Often, the reason these signs are still undeciphered is simply that they’re very rare – the rarest, *86, has just six known examples (though the sixth was only just published earlier this year… so discovering new examples is still possible!). Other signs are more common, but we still don’t have enough evidence to work out what sound-values they represent. One of the signs most likely to be decipherable is sign *56, which appears in a word *56-ra-ku-ja, an adjective describing the colour of textiles; the existence of another colour adjective, pa-ra-ku-ja, in an almost identical context, makes it very likely that these are the same word, and that *56 has a value similar to pa. It’s also been argued that two names, *56-ru-we and ko-ru-we, refer to the same man, so that *56 instead has a value similar to ko – but there’s no clear evidence to show that these aren’t just different people with similar names. Most attempts at deciphering these signs, whether by identifying spelling alternations like these, or by interpreting the terms they appear in as Greek words, run into the same problem of not having enough evidence to show whether the proposed identification is correct.
So how can we learn more about signs we can’t decipher? One way is to look at the signs whose sound-values we do know: by thinking about what type of signs exist in Linear B, what their origins are, and how they were used, we can gain a much clearer idea of why certain types of signs were used, and so what kinds of signs are most likely to exist in principle amongst the undeciphered signs. I could then look at individual undeciphered signs and see how the ways these were used might fit with the most probable types of sound-values. More than one sound-value is still possible for most of the signs, but this still leads to a much greater understanding of the possible places of these signs within the writing system – and provides a good basis for further work if or when more new examples of any undeciphered signs are discovered.

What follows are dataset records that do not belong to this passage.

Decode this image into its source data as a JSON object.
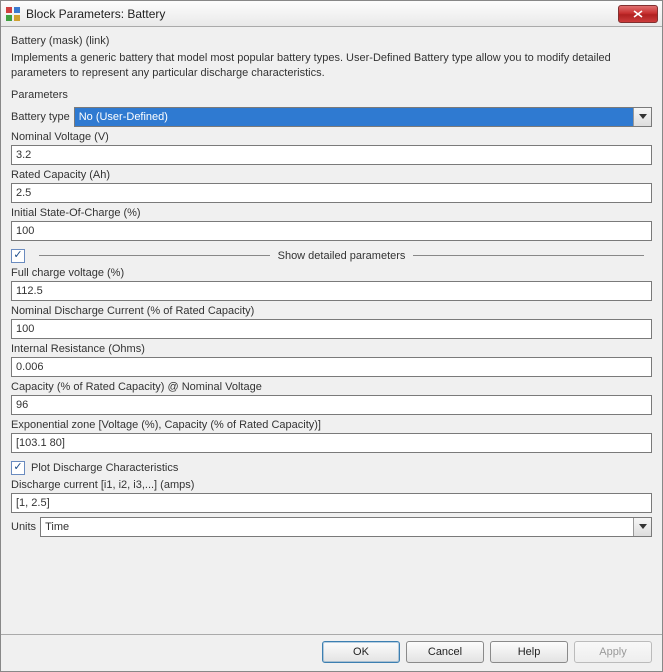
{
  "title": "Block Parameters: Battery",
  "mask_heading": "Battery (mask) (link)",
  "description": "Implements a generic battery that model most popular battery types. User-Defined Battery type allow you to modify detailed parameters  to represent any particular discharge characteristics.",
  "parameters_heading": "Parameters",
  "battery_type": {
    "label": "Battery type",
    "value": "No (User-Defined)"
  },
  "fields": {
    "nominal_voltage": {
      "label": "Nominal Voltage (V)",
      "value": "3.2"
    },
    "rated_capacity": {
      "label": "Rated Capacity (Ah)",
      "value": "2.5"
    },
    "initial_soc": {
      "label": "Initial State-Of-Charge (%)",
      "value": "100"
    }
  },
  "show_detailed_label": "Show detailed parameters",
  "detailed": {
    "full_charge_voltage": {
      "label": "Full charge voltage (%)",
      "value": "112.5"
    },
    "nominal_discharge_current": {
      "label": "Nominal Discharge Current (% of Rated Capacity)",
      "value": "100"
    },
    "internal_resistance": {
      "label": "Internal Resistance (Ohms)",
      "value": "0.006"
    },
    "capacity_nominal_voltage": {
      "label": "Capacity (% of Rated Capacity) @ Nominal Voltage",
      "value": "96"
    },
    "exponential_zone": {
      "label": "Exponential zone [Voltage (%), Capacity (% of Rated Capacity)]",
      "value": "[103.1 80]"
    }
  },
  "plot_discharge": {
    "label": "Plot Discharge Characteristics"
  },
  "discharge_current": {
    "label": "Discharge current [i1, i2, i3,...] (amps)",
    "value": "[1, 2.5]"
  },
  "units": {
    "label": "Units",
    "value": "Time"
  },
  "buttons": {
    "ok": "OK",
    "cancel": "Cancel",
    "help": "Help",
    "apply": "Apply"
  }
}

Another way we can use unreadable signs is to think about ways to analyse a writing system without reading it – for instance, through palaeographic analysis: the study of handwriting and the different forms in which individual signs appear. The final part of my book explores some ways in which palaeography can help us understand wider aspects of the Linear B writing system: for instance, by looking at the similarities and differences between writers’ handwriting, and comparing these to what we can reconstruct from their documents about the administrative work they did, we may be able to find out more about how these people learned to write and how they interacted in the course of their work. Thinking about this during my PhD (on which the book is based) is what led me to my ongoing research into the practices of the people who wrote the Linear B tablets, which I’ll be sharing on my blog as this research continues.